- **PROMPT**: Could you set down every entry exactly as it appears?

- **INFORMATION SHOWN**:
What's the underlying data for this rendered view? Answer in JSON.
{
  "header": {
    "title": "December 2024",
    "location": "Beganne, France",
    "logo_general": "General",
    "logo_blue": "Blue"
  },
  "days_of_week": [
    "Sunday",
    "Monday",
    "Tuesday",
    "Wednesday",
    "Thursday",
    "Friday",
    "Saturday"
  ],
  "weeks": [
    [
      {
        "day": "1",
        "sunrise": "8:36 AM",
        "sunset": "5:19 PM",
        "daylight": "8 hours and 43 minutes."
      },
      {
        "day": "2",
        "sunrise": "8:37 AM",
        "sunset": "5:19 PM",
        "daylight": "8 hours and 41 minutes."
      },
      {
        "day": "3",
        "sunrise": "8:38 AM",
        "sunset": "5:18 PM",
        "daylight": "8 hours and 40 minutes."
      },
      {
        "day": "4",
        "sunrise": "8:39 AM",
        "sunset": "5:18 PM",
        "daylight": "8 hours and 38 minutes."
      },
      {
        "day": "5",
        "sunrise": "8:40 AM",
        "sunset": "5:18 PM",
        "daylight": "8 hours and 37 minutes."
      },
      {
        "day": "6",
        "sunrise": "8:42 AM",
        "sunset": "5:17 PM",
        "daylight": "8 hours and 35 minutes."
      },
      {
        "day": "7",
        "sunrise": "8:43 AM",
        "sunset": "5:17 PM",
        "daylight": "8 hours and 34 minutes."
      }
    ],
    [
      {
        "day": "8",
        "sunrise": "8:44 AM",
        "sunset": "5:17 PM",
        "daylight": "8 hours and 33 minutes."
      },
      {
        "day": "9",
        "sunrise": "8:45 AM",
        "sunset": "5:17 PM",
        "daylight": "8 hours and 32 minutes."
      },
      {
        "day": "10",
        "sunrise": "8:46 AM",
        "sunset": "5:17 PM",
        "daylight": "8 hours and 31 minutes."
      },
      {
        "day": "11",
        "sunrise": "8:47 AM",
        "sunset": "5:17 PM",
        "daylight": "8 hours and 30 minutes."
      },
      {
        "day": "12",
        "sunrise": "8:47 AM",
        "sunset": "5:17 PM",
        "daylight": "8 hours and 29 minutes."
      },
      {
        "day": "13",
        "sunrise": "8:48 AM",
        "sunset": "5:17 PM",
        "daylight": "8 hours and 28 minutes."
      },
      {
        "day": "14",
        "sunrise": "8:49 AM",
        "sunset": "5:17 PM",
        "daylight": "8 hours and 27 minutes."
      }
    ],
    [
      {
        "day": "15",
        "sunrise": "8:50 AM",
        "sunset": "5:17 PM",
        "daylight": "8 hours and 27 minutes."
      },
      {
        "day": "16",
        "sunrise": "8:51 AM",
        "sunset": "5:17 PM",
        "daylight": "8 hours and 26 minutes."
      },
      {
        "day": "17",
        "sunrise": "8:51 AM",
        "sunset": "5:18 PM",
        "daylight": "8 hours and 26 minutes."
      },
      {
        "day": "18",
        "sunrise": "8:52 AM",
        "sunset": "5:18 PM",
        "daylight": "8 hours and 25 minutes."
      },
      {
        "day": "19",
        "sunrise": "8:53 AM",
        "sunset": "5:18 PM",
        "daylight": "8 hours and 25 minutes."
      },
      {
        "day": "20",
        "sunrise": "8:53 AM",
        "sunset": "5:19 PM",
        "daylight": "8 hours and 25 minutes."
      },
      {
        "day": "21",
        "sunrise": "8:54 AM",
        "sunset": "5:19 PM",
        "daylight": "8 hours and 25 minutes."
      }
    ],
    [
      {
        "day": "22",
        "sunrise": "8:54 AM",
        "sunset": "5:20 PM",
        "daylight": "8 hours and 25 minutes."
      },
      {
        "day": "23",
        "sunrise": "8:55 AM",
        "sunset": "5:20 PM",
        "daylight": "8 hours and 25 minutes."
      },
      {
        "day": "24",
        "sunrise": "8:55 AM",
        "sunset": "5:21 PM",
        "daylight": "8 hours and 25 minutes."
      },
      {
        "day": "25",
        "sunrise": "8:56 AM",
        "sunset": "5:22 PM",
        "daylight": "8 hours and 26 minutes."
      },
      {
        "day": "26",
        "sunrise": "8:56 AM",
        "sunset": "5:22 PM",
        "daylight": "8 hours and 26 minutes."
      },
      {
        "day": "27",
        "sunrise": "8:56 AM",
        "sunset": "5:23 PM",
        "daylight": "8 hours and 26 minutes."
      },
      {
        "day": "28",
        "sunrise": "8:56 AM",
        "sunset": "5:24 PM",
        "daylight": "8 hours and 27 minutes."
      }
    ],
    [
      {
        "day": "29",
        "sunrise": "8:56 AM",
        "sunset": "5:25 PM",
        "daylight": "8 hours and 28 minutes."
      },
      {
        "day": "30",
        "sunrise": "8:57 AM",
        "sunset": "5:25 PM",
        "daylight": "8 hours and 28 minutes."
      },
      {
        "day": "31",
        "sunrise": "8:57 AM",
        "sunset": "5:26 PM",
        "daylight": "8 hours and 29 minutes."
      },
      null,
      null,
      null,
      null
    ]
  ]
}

- **REPLY TO THE EXERCISE**:
What's the underlying data for this rendered view? Answer in JSON.
{
  "header": {
    "title": "December 2024",
    "location": "Beganne, France",
    "logo_general": "General",
    "logo_blue": "Blue"
  },
  "days_of_week": [
    "Sunday",
    "Monday",
    "Tuesday",
    "Wednesday",
    "Thursday",
    "Friday",
    "Saturday"
  ],
  "weeks": [
    [
      {
        "day": "1",
        "sunrise": "8:36 AM",
        "sunset": "5:19 PM",
        "daylight": "8 hours and 43 minutes."
      },
      {
        "day": "2",
        "sunrise": "8:37 AM",
        "sunset": "5:19 PM",
        "daylight": "8 hours and 41 minutes."
      },
      {
        "day": "3",
        "sunrise": "8:38 AM",
        "sunset": "5:18 PM",
        "daylight": "8 hours and 40 minutes."
      },
      {
        "day": "4",
        "sunrise": "8:39 AM",
        "sunset": "5:18 PM",
        "daylight": "8 hours and 38 minutes."
      },
      {
        "day": "5",
        "sunrise": "8:40 AM",
        "sunset": "5:18 PM",
        "daylight": "8 hours and 37 minutes."
      },
      {
        "day": "6",
        "sunrise": "8:42 AM",
        "sunset": "5:17 PM",
        "daylight": "8 hours and 35 minutes."
      },
      {
        "day": "7",
        "sunrise": "8:43 AM",
        "sunset": "5:17 PM",
        "daylight": "8 hours and 34 minutes."
      }
    ],
    [
      {
        "day": "8",
        "sunrise": "8:44 AM",
        "sunset": "5:17 PM",
        "daylight": "8 hours and 33 minutes."
      },
      {
        "day": "9",
        "sunrise": "8:45 AM",
        "sunset": "5:17 PM",
        "daylight": "8 hours and 32 minutes."
      },
      {
        "day": "10",
        "sunrise": "8:46 AM",
        "sunset": "5:17 PM",
        "daylight": "8 hours and 31 minutes."
      },
      {
        "day": "11",
        "sunrise": "8:47 AM",
        "sunset": "5:17 PM",
        "daylight": "8 hours and 30 minutes."
      },
      {
        "day": "12",
        "sunrise": "8:47 AM",
        "sunset": "5:17 PM",
        "daylight": "8 hours and 29 minutes."
      },
      {
        "day": "13",
        "sunrise": "8:48 AM",
        "sunset": "5:17 PM",
        "daylight": "8 hours and 28 minutes."
      },
      {
        "day": "14",
        "sunrise": "8:49 AM",
        "sunset": "5:17 PM",
        "daylight": "8 hours and 27 minutes."
      }
    ],
    [
      {
        "day": "15",
        "sunrise": "8:50 AM",
        "sunset": "5:17 PM",
        "daylight": "8 hours and 27 minutes."
      },
      {
        "day": "16",
        "sunrise": "8:51 AM",
        "sunset": "5:17 PM",
        "daylight": "8 hours and 26 minutes."
      },
      {
        "day": "17",
        "sunrise": "8:51 AM",
        "sunset": "5:18 PM",
        "daylight": "8 hours and 26 minutes."
      },
      {
        "day": "18",
        "sunrise": "8:52 AM",
        "sunset": "5:18 PM",
        "daylight": "8 hours and 25 minutes."
      },
      {
        "day": "19",
        "sunrise": "8:53 AM",
        "sunset": "5:18 PM",
        "daylight": "8 hours and 25 minutes."
      },
      {
        "day": "20",
        "sunrise": "8:53 AM",
        "sunset": "5:19 PM",
        "daylight": "8 hours and 25 minutes."
      },
      {
        "day": "21",
        "sunrise": "8:54 AM",
        "sunset": "5:19 PM",
        "daylight": "8 hours and 25 minutes."
      }
    ],
    [
      {
        "day": "22",
        "sunrise": "8:54 AM",
        "sunset": "5:20 PM",
        "daylight": "8 hours and 25 minutes."
      },
      {
        "day": "23",
        "sunrise": "8:55 AM",
        "sunset": "5:20 PM",
        "daylight": "8 hours and 25 minutes."
      },
      {
        "day": "24",
        "sunrise": "8:55 AM",
        "sunset": "5:21 PM",
        "daylight": "8 hours and 25 minutes."
      },
      {
        "day": "25",
        "sunrise": "8:56 AM",
        "sunset": "5:22 PM",
        "daylight": "8 hours and 26 minutes."
      },
      {
        "day": "26",
        "sunrise": "8:56 AM",
        "sunset": "5:22 PM",
        "daylight": "8 hours and 26 minutes."
      },
      {
        "day": "27",
        "sunrise": "8:56 AM",
        "sunset": "5:23 PM",
        "daylight": "8 hours and 26 minutes."
      },
      {
        "day": "28",
        "sunrise": "8:56 AM",
        "sunset": "5:24 PM",
        "daylight": "8 hours and 27 minutes."
      }
    ],
    [
      {
        "day": "29",
        "sunrise": "8:56 AM",
        "sunset": "5:25 PM",
        "daylight": "8 hours and 28 minutes."
      },
      {
        "day": "30",
        "sunrise": "8:57 AM",
        "sunset": "5:25 PM",
        "daylight": "8 hours and 28 minutes."
      },
      {
        "day": "31",
        "sunrise": "8:57 AM",
        "sunset": "5:26 PM",
        "daylight": "8 hours and 29 minutes."
      },
      null,
      null,
      null,
      null
    ]
  ]
}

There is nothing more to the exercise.